Yes, tango is “more difficult” for the leaders than for the followers, at first. But the journey of the follower dancer is paved with its own hardships: the following technique is precise and requires a long training. Here are the three main skills a follower will have to develop throughout her/his tango journey.
It’s the first thing a follower needs to focus on. If she is not able to keep her own axis during the turning figures (ochos, giros…), or is not light while walking, she will soon run out of partners: It is incredibly difficult for a leader to compensate for his partner’s lack of axis – not to mention painful. Axis is also important for the follower to find the joy of decorating freely, and thus express herself musically.
After a few years of dancing, the follower is often invited by more experienced dancers, who suddenly take her to the next league: where tango is all about freedom and pushing boundaries. Then, she is led steps that she doesn’t know, invented on the moment by her partner. That’s when extreme precision in her following becomes crucial, in terms of size and dynamics of steps, musicality, pausing…

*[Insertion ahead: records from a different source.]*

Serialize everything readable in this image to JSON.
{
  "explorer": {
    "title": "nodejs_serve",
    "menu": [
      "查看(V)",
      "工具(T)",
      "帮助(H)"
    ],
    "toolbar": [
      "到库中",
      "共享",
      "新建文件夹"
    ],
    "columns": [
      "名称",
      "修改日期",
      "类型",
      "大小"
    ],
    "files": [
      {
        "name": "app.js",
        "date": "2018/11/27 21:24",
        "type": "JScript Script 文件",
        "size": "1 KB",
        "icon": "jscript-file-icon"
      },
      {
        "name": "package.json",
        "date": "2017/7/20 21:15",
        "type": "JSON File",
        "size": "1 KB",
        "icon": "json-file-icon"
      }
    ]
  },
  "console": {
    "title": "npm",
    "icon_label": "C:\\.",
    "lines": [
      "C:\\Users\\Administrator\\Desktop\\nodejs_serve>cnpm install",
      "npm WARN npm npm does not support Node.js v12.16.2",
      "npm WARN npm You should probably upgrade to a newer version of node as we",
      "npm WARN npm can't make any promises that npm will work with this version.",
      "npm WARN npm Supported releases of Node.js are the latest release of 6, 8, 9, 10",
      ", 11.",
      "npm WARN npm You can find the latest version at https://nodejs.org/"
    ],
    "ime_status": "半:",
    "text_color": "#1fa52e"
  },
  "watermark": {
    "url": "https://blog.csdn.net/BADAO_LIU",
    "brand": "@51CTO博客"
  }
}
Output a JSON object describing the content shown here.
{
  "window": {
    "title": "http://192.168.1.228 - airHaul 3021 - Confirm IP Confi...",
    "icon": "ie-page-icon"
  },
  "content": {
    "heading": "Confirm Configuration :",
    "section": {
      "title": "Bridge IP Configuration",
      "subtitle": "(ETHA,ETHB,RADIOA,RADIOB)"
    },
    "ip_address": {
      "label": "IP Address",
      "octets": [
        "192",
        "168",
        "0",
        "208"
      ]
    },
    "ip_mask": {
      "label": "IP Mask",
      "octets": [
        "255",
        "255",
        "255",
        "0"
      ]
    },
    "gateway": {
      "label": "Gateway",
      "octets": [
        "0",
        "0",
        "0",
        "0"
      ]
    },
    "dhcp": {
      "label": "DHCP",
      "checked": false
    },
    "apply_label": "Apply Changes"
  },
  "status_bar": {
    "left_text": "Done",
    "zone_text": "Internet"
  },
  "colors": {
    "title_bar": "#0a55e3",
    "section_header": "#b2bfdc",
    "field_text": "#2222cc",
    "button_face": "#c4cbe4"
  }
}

That’s the Holy Grail of following: knowing how to completely follow while still being present and expressing yourself in the embrace. There’s no presence without Axis and Precision, but it goes beyond those two skills. Look at Virginia Pandolfi, for example, or Jimena Hoeffner. There is so much personality in their dancing that they are recognizable among thousands. Developing this skill is why I personally love being a follower.
It’s interesting how what is considered ‘the easy role’ is full of exciting challenges!